How can we develop a resourceful society, better prepared to address the disruption of supply chains? What actions are needed to increase a communities’ capacity to assess, adapt and act?

Recent supply chain crises have emphasised the need for resilience in the way we organise our society. Disruptions in the distribution of basic supplies such as food, water and electricity add additional risks to the vital functions of society.  Chain reactions replicated at multiple levels are placing new demands on our urban environments. More cities are now exploring innovative ways to deal with shortages, disruptions and environmental stressors.

Solar Energy Resilience – Emergency power from solar panels during blackouts

The first stage of building greater resilience minimises the impact of a supply crisis and increases the effectiveness of response in emergency situations. A resourceful society must, therefore, guarantee autonomous and diversified access to basic resources. A good example of this is creating greater resilience for households.

The Urban Insight study ‘Solar energy resilience: emergency power from solar panels during blackouts’ highlights the role of solar power in mitigating the disruption caused by power outages.  In this study, Sweco analyses how resilience could be enhanced through the installation of residential solar-energy panels and emergency inverters.

Few people are aware that solar panels do not work during a power outage. If all new residential solar-energy installations installed from 2023 to 2028 incorporate emergency inverters, then 8% of all nine studied European country’s population could have access to electricity during power outages.

Residential solar panels

Resource-based communities, from wasteful to resourceful – optimising energy, water and food systems

The second stage of building greater resilience is called ‘bouncing forward’. This refers to going forward after a crisis rather than returning to the original way of doing things.

In the Urban Insight White Paper ‘Resource-based communities’, Sweco experts explore the importance of collective production and the optimisation of food, water and energy supply through principles and good practices that go beyond the crisis situation and seek to generate systemic change. By presenting best practices from across Europe, experts showcase how best to strengthen supply networks and build resilient communities by optimising energy, water and food systems.


Resourceful societies

A new toolkit sets out the key steps to achieving urban resilience and climate governance

The third stage of building greater resilience involves scaling up the actions needed to boost resilience in a systematic way through their capacity to expand, replicate and influence other strategies and places.

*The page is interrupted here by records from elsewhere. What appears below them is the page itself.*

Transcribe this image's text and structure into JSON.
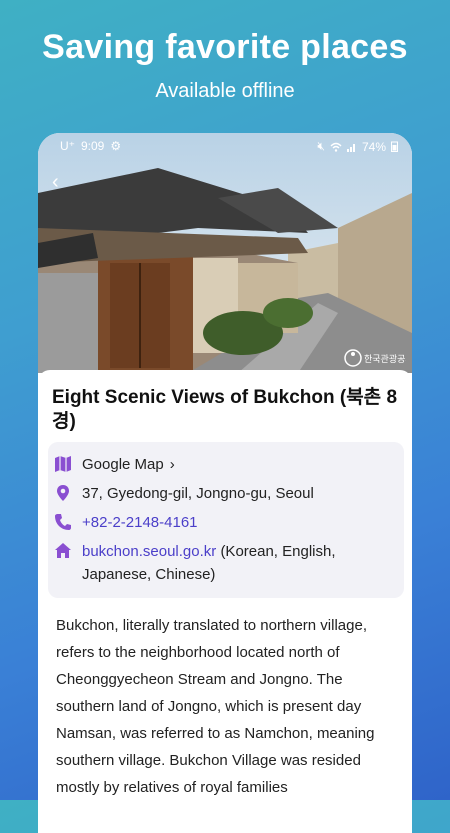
{
  "promo": {
    "title": "Saving favorite places",
    "subtitle": "Available offline"
  },
  "status_bar": {
    "carrier": "U⁺",
    "time": "9:09",
    "battery": "74%"
  },
  "place": {
    "title": "Eight Scenic Views of Bukchon (북촌 8경)",
    "map_label": "Google Map",
    "address": "37, Gyedong-gil, Jongno-gu, Seoul",
    "phone": "+82-2-2148-4161",
    "website": "bukchon.seoul.go.kr",
    "website_note": "(Korean, English, Japanese, Chinese)",
    "description": "Bukchon, literally translated to northern village, refers to the neighborhood located north of Cheonggyecheon Stream and Jongno. The southern land of Jongno, which is present day Namsan, was referred to as Namchon, meaning southern village. Bukchon Village was resided mostly by relatives of royal families",
    "watermark": "한국관광공사"
  },
  "colors": {
    "accent_purple": "#8a4fd1",
    "link": "#4b3fc9",
    "bg_gradient_start": "#3fb0c4",
    "bg_gradient_end": "#2f64c9"
  },
  "icons": [
    "map-icon",
    "location-pin-icon",
    "phone-icon",
    "home-icon",
    "chevron-right-icon",
    "back-arrow-icon",
    "settings-gear-icon",
    "mute-icon",
    "wifi-icon",
    "signal-icon",
    "battery-icon"
  ]
}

“Digital tools and methods could tell us more about a neighbourhood’s local resources and help map and visualise sources, reduce carbon emissions and increase climate resilience” says Elise Grosse, Head of Sustainability, Sweco Architects.

Sweco uses a combination of different digital tools in the form of a toolkit to support cities who wish to build more resourceful neighbourhoods and specifically with the aim of boosting resilience by visualising and quantifying all relevant information from carbon emissions to social-value creation.

By exploring the measures required to develop ‘Resourceful Societies’, Sweco experts from different disciplines dive into various strategies to boost resilience, each of them focusing on different actions such as minimising the impact of a crisis, ‘bouncing forward’ and systemic change.